**Task directions**
Output all the data exactly.

====

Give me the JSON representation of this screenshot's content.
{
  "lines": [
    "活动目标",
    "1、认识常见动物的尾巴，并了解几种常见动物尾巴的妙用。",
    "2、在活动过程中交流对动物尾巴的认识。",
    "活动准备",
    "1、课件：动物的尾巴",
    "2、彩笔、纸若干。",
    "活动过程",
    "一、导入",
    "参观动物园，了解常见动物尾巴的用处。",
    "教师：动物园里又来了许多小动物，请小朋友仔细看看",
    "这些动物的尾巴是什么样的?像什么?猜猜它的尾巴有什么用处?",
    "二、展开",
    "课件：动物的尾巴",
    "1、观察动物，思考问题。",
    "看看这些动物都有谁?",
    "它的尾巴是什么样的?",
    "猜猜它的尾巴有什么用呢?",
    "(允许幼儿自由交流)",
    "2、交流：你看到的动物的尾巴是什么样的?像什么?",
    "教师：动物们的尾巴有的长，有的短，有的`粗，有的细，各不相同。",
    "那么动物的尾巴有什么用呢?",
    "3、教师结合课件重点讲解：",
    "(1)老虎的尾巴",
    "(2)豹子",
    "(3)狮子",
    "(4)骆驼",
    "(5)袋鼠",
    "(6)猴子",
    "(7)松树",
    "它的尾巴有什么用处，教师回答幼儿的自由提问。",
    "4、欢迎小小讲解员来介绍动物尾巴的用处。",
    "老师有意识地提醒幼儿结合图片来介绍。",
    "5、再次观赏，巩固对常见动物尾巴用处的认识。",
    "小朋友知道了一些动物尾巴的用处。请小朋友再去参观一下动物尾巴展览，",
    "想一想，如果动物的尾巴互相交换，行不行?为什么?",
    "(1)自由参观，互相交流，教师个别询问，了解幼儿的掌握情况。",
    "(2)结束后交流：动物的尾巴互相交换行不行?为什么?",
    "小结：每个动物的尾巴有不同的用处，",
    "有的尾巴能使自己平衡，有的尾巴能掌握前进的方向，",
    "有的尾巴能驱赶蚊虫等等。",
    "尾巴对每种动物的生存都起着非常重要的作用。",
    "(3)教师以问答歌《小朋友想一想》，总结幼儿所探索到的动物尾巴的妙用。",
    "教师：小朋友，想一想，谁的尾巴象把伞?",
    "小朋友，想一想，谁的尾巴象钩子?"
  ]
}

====

**Response area**
Give me the JSON representation of this screenshot's content.
{
  "lines": [
    "活动目标",
    "1、认识常见动物的尾巴，并了解几种常见动物尾巴的妙用。",
    "2、在活动过程中交流对动物尾巴的认识。",
    "活动准备",
    "1、课件：动物的尾巴",
    "2、彩笔、纸若干。",
    "活动过程",
    "一、导入",
    "参观动物园，了解常见动物尾巴的用处。",
    "教师：动物园里又来了许多小动物，请小朋友仔细看看",
    "这些动物的尾巴是什么样的?像什么?猜猜它的尾巴有什么用处?",
    "二、展开",
    "课件：动物的尾巴",
    "1、观察动物，思考问题。",
    "看看这些动物都有谁?",
    "它的尾巴是什么样的?",
    "猜猜它的尾巴有什么用呢?",
    "(允许幼儿自由交流)",
    "2、交流：你看到的动物的尾巴是什么样的?像什么?",
    "教师：动物们的尾巴有的长，有的短，有的`粗，有的细，各不相同。",
    "那么动物的尾巴有什么用呢?",
    "3、教师结合课件重点讲解：",
    "(1)老虎的尾巴",
    "(2)豹子",
    "(3)狮子",
    "(4)骆驼",
    "(5)袋鼠",
    "(6)猴子",
    "(7)松树",
    "它的尾巴有什么用处，教师回答幼儿的自由提问。",
    "4、欢迎小小讲解员来介绍动物尾巴的用处。",
    "老师有意识地提醒幼儿结合图片来介绍。",
    "5、再次观赏，巩固对常见动物尾巴用处的认识。",
    "小朋友知道了一些动物尾巴的用处。请小朋友再去参观一下动物尾巴展览，",
    "想一想，如果动物的尾巴互相交换，行不行?为什么?",
    "(1)自由参观，互相交流，教师个别询问，了解幼儿的掌握情况。",
    "(2)结束后交流：动物的尾巴互相交换行不行?为什么?",
    "小结：每个动物的尾巴有不同的用处，",
    "有的尾巴能使自己平衡，有的尾巴能掌握前进的方向，",
    "有的尾巴能驱赶蚊虫等等。",
    "尾巴对每种动物的生存都起着非常重要的作用。",
    "(3)教师以问答歌《小朋友想一想》，总结幼儿所探索到的动物尾巴的妙用。",
    "教师：小朋友，想一想，谁的尾巴象把伞?",
    "小朋友，想一想，谁的尾巴象钩子?"
  ]
}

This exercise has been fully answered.